Sighting an ever growing body of research confirming that drivers distracted by electrical devices have accident rate similar to that of drunk drivers, yesterday Transportation Secretary Ray LaHood addressed the idea of preventing such distractions. The Secretary made it clear that he doesn’t want drivers texting, tweeting, toying with the GPS or dialing in any car while that car in moving. Evidence indicates that many will not follow the basic common sense of not taking your eyes off the road while driving.; So he’s proposing rules that would require car makers to install devices that stop working whenever the auto begins to move. The idea is his believe that this will save lives.
The danger of Texting while driving, claimed it’s latest victim; this time a your girl. This case is particularly troublesome because it was her own father who’s texting led to her death. Jonathan Harp of Lima, pleaded guilty to attempted vehicular homicide in the accident that took the life of one of his children and left the other in critical care.
According to his own admission, Mr. Harp was going 55 miles an hour while writing a text, when he crashed into the back of a truck. If found guilty he may go to prison for a year; though, as a father my self, I can’t imagine any punishment greater than knowing your carelessness led to the death of your child. I wonder if you are already “Living in Hell”, do you care about being moved to a prison.
Getting a ticket for “Texting while driving” will effect you car insurance rates for up to the next three years. Police are starting to focus on drivers that are violating the no texting law and insurance companies are charging more for car insurance based on the points on your MVR.
MADD (Mothers Against Drunk Driving) has done a great job drawing attention to Drunk Driving. It is clear that driving while intoxicated is irresponsible, dangerous and illegal; it is time to recognize Texting while driving as an even greater distraction. While Seven states and the District of Columbia have banned “Driving while texting,” it has failed to seriously limit people from continuing what statistics show is reckless behavior. A new survey found that 26% of drivers admit to Texting while driving.

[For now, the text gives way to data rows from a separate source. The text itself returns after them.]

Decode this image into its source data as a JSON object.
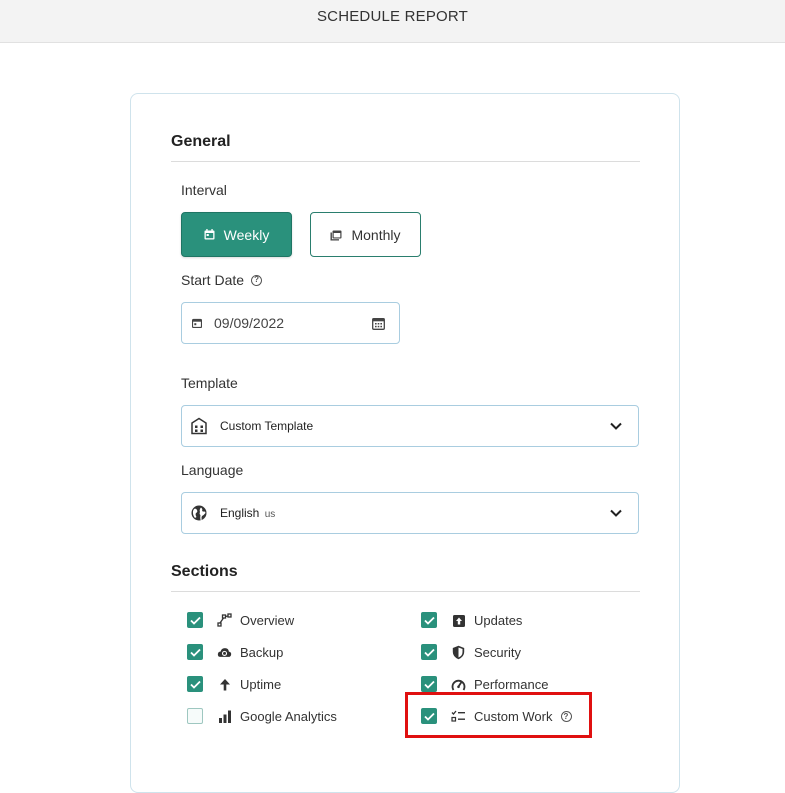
{
  "header": {
    "title": "SCHEDULE REPORT"
  },
  "general": {
    "title": "General",
    "interval": {
      "label": "Interval",
      "weekly_label": "Weekly",
      "monthly_label": "Monthly",
      "selected": "Weekly"
    },
    "start_date": {
      "label": "Start Date",
      "value": "09/09/2022"
    },
    "template": {
      "label": "Template",
      "value": "Custom Template"
    },
    "language": {
      "label": "Language",
      "value": "English",
      "sub": "us"
    }
  },
  "sections": {
    "title": "Sections",
    "items": [
      {
        "label": "Overview",
        "checked": true,
        "icon": "overview-icon"
      },
      {
        "label": "Backup",
        "checked": true,
        "icon": "cloud-backup-icon"
      },
      {
        "label": "Uptime",
        "checked": true,
        "icon": "arrow-up-icon"
      },
      {
        "label": "Google Analytics",
        "checked": false,
        "icon": "bar-chart-icon"
      },
      {
        "label": "Updates",
        "checked": true,
        "icon": "updates-icon"
      },
      {
        "label": "Security",
        "checked": true,
        "icon": "shield-icon"
      },
      {
        "label": "Performance",
        "checked": true,
        "icon": "gauge-icon"
      },
      {
        "label": "Custom Work",
        "checked": true,
        "icon": "checklist-icon"
      }
    ]
  },
  "colors": {
    "accent": "#2a917c",
    "highlight": "#e01010",
    "border": "#a9cde0"
  }
}
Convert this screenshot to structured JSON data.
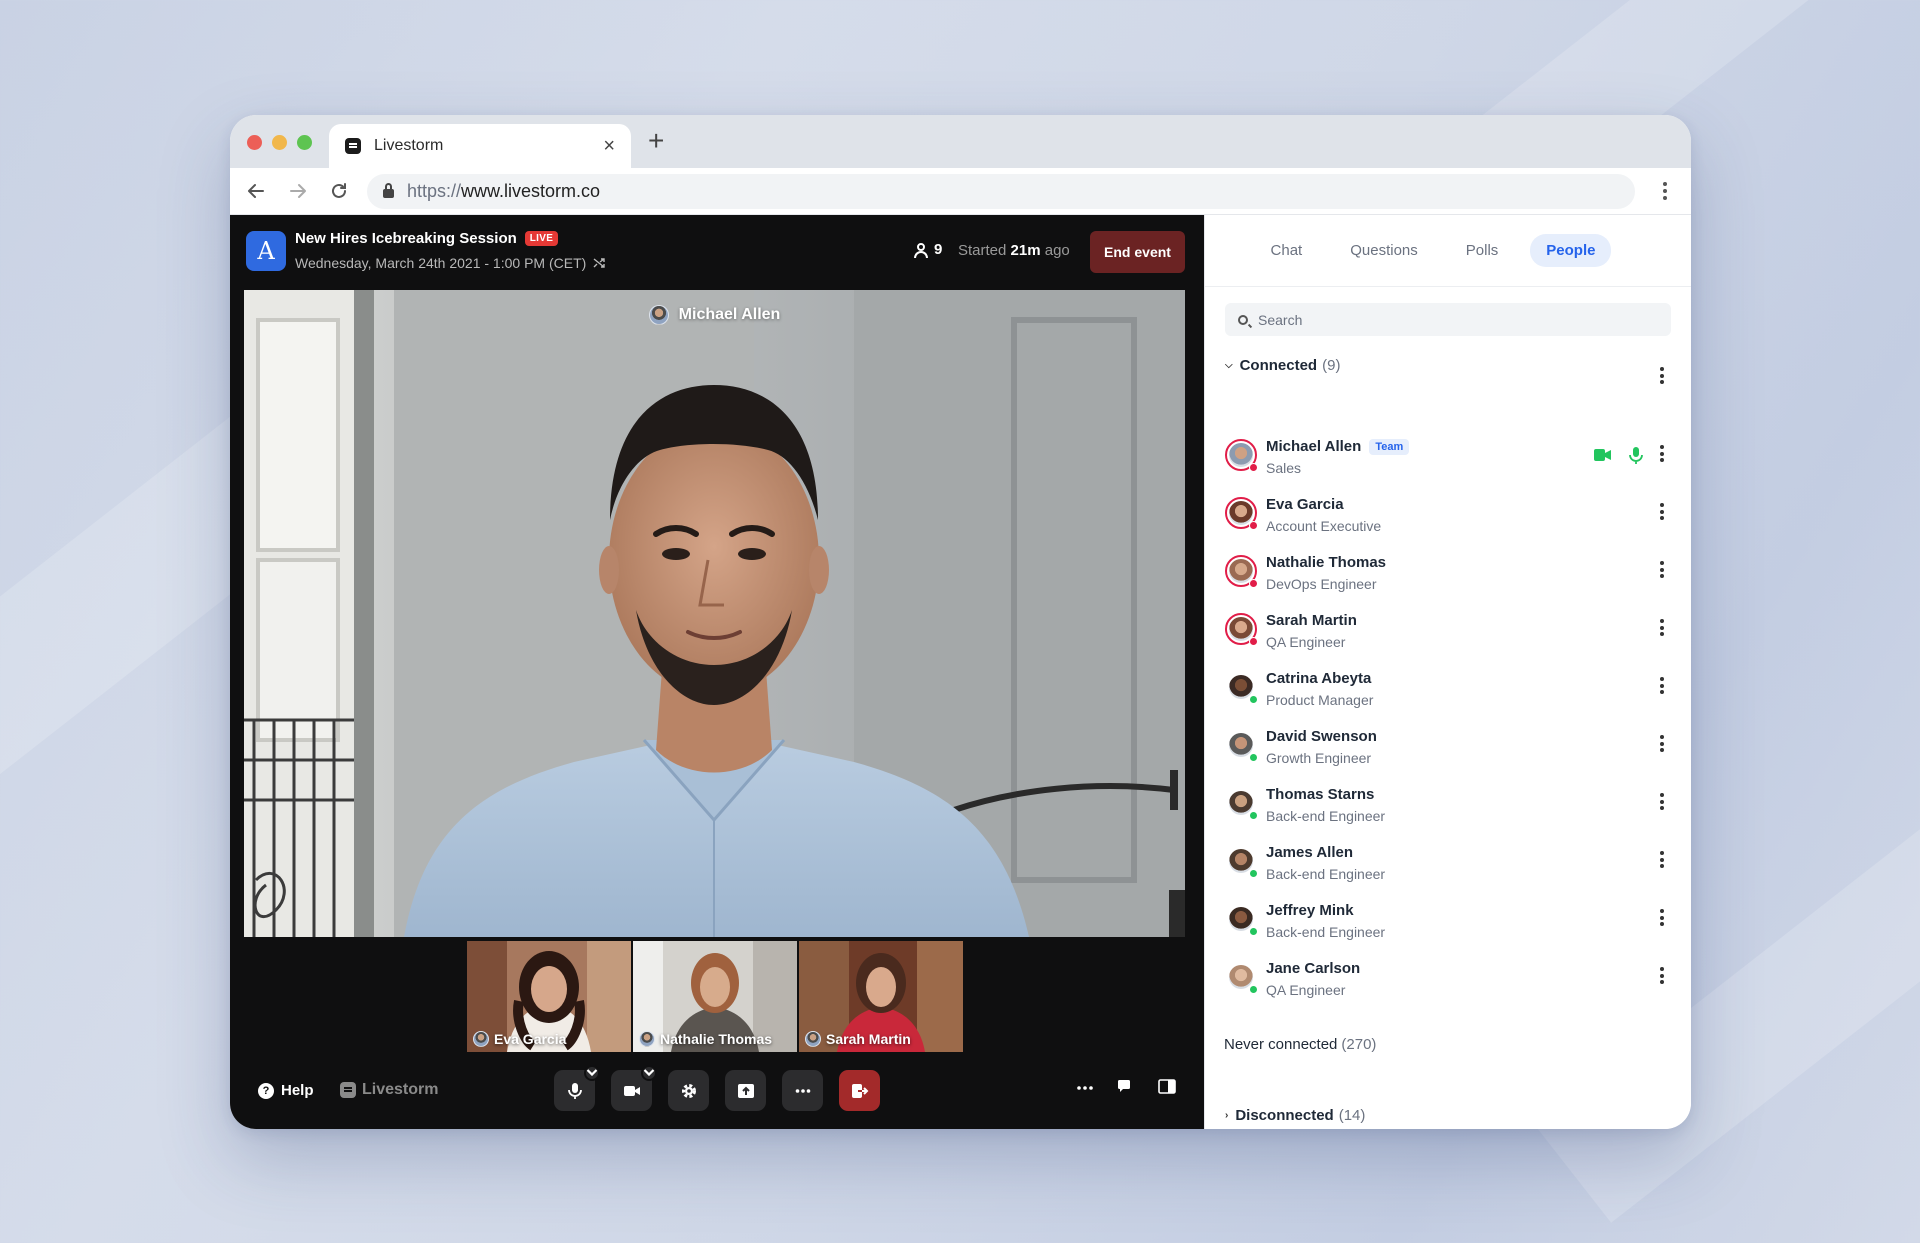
{
  "browser": {
    "tab_title": "Livestorm",
    "url_protocol": "https://",
    "url_host": "www.livestorm.co"
  },
  "event": {
    "title": "New Hires Icebreaking Session",
    "live_badge": "LIVE",
    "date": "Wednesday, March 24th 2021 - 1:00 PM (CET)",
    "attendee_count": "9",
    "started_prefix": "Started",
    "started_value": "21m",
    "started_suffix": "ago",
    "end_button": "End event",
    "logo_letter": "A"
  },
  "stage": {
    "speaker_name": "Michael Allen",
    "thumbnails": [
      {
        "name": "Eva Garcia"
      },
      {
        "name": "Nathalie Thomas"
      },
      {
        "name": "Sarah Martin"
      }
    ]
  },
  "footer": {
    "help_label": "Help",
    "brand_label": "Livestorm"
  },
  "panel": {
    "tabs": [
      {
        "label": "Chat",
        "active": false
      },
      {
        "label": "Questions",
        "active": false
      },
      {
        "label": "Polls",
        "active": false
      },
      {
        "label": "People",
        "active": true
      }
    ],
    "search_placeholder": "Search",
    "connected_label": "Connected",
    "connected_count": "(9)",
    "disconnected_label": "Disconnected",
    "disconnected_count": "(14)",
    "never_label": "Never connected",
    "never_count": "(270)",
    "people": [
      {
        "name": "Michael Allen",
        "role": "Sales",
        "badge": "Team",
        "status": "red"
      },
      {
        "name": "Eva Garcia",
        "role": "Account Executive",
        "status": "red"
      },
      {
        "name": "Nathalie Thomas",
        "role": "DevOps Engineer",
        "status": "red"
      },
      {
        "name": "Sarah Martin",
        "role": "QA Engineer",
        "status": "red"
      },
      {
        "name": "Catrina Abeyta",
        "role": "Product Manager",
        "status": "green"
      },
      {
        "name": "David Swenson",
        "role": "Growth Engineer",
        "status": "green"
      },
      {
        "name": "Thomas Starns",
        "role": "Back-end Engineer",
        "status": "green"
      },
      {
        "name": "James Allen",
        "role": "Back-end Engineer",
        "status": "green"
      },
      {
        "name": "Jeffrey Mink",
        "role": "Back-end Engineer",
        "status": "green"
      },
      {
        "name": "Jane Carlson",
        "role": "QA Engineer",
        "status": "green"
      }
    ]
  },
  "colors": {
    "accent": "#2563eb",
    "live_red": "#e53935",
    "end_button": "#6b2323",
    "status_online": "#22c55e",
    "status_speaking": "#e11d48"
  }
}
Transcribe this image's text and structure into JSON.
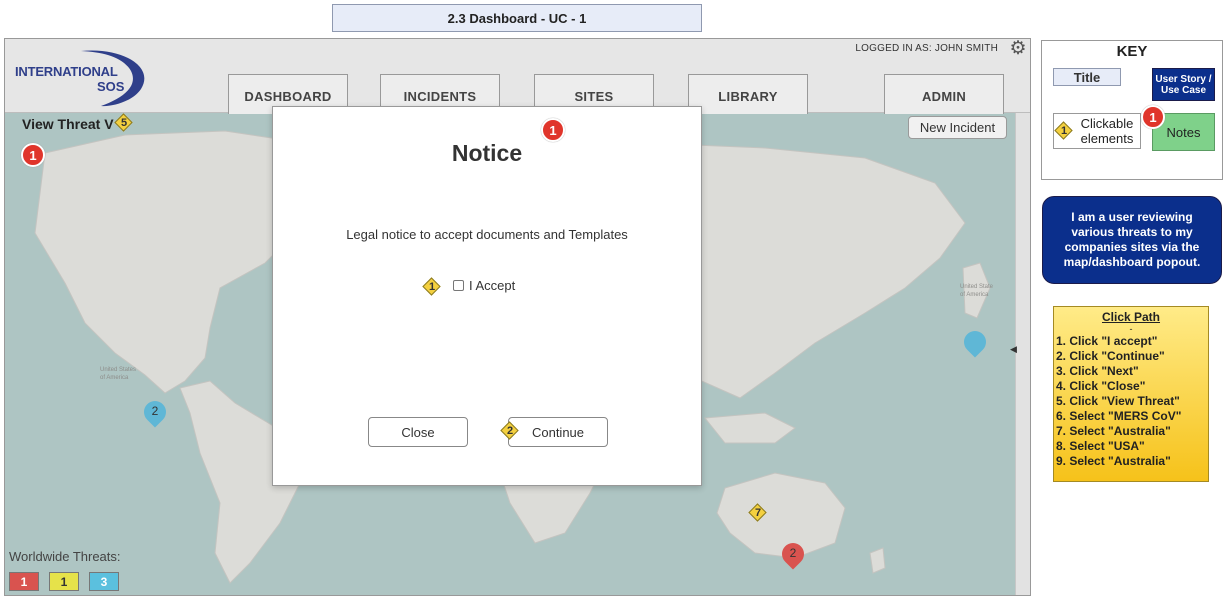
{
  "page_title": "2.3 Dashboard - UC - 1",
  "header": {
    "logo_line1": "INTERNATIONAL",
    "logo_line2": "SOS",
    "logged_in": "LOGGED IN AS: JOHN SMITH",
    "tabs": [
      "DASHBOARD",
      "INCIDENTS",
      "SITES",
      "LIBRARY",
      "ADMIN"
    ]
  },
  "map": {
    "view_threat_label": "View Threat V",
    "new_incident_label": "New Incident",
    "worldwide_label": "Worldwide Threats:",
    "threat_counts": [
      {
        "value": "1",
        "color": "#d9534f"
      },
      {
        "value": "1",
        "color": "#e6e24a"
      },
      {
        "value": "3",
        "color": "#5bc0de"
      }
    ],
    "pins": [
      {
        "region": "United States",
        "count": "2",
        "color": "#5fb7d6"
      },
      {
        "region": "Australia",
        "count": "2",
        "color": "#d9534f"
      },
      {
        "region": "Japan",
        "count": "",
        "color": "#5fb7d6"
      }
    ]
  },
  "annotations": {
    "notes_marker": "1",
    "view_threat_step": "5",
    "accept_step": "1",
    "continue_step": "2",
    "australia_step": "7"
  },
  "modal": {
    "title": "Notice",
    "body": "Legal notice to accept documents and Templates",
    "accept_label": "I Accept",
    "close_label": "Close",
    "continue_label": "Continue"
  },
  "key": {
    "heading": "KEY",
    "title_label": "Title",
    "story_label": "User Story / Use Case",
    "clickable_label": "Clickable elements",
    "clickable_num": "1",
    "notes_label": "Notes",
    "notes_num": "1"
  },
  "user_story": "I am a user reviewing various threats to my companies sites via the map/dashboard popout.",
  "click_path": {
    "title": "Click Path",
    "separator": "-",
    "steps": [
      "1. Click \"I accept\"",
      "2. Click \"Continue\"",
      "3. Click \"Next\"",
      "4. Click \"Close\"",
      "5. Click \"View Threat\"",
      "6. Select \"MERS CoV\"",
      "7. Select \"Australia\"",
      "8. Select \"USA\"",
      "9. Select \"Australia\""
    ]
  }
}
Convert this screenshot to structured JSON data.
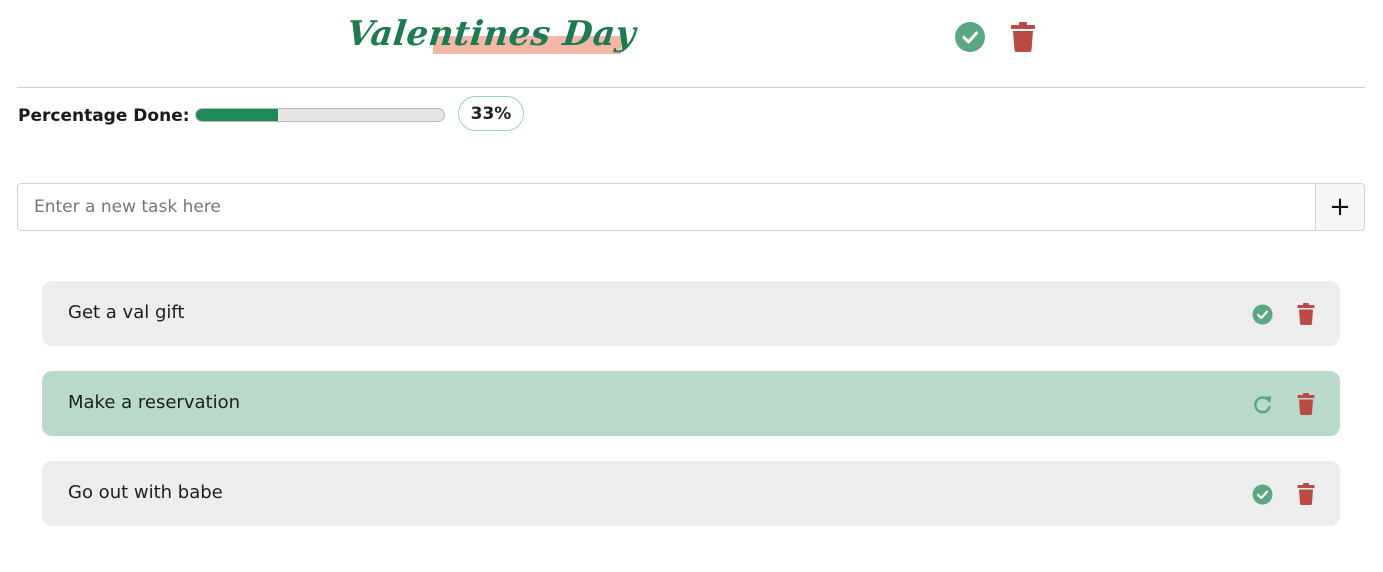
{
  "header": {
    "title": "Valentines Day",
    "actions": [
      {
        "icon": "check-circle-icon",
        "color": "#5aa782"
      },
      {
        "icon": "trash-icon",
        "color": "#b94b44"
      }
    ]
  },
  "progress": {
    "label": "Percentage Done:",
    "percent": 33,
    "percent_text": "33%"
  },
  "new_task": {
    "placeholder": "Enter a new task here",
    "add_label": "+"
  },
  "tasks": [
    {
      "label": "Get a val gift",
      "done": false,
      "toggle_icon": "check-circle-icon",
      "delete_icon": "trash-icon"
    },
    {
      "label": "Make a reservation",
      "done": true,
      "toggle_icon": "redo-icon",
      "delete_icon": "trash-icon"
    },
    {
      "label": "Go out with babe",
      "done": false,
      "toggle_icon": "check-circle-icon",
      "delete_icon": "trash-icon"
    }
  ],
  "colors": {
    "accent_green": "#1f8a58",
    "check_green": "#5aa782",
    "trash_red": "#b94b44",
    "done_background": "#b9dacb",
    "task_background": "#ededed",
    "title_highlight": "#f4b6a6"
  }
}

With a son a year away from driving, I find it additionally frightening that nearly 60% of drivers between ages 16 to 19 admitted on the survey to doing so. For those under 25, texting is the principle way they communicate; actually using a cell phone to TALK, is only done after several texts back and forth.
We need to raise awareness, before more parents need to bury their child.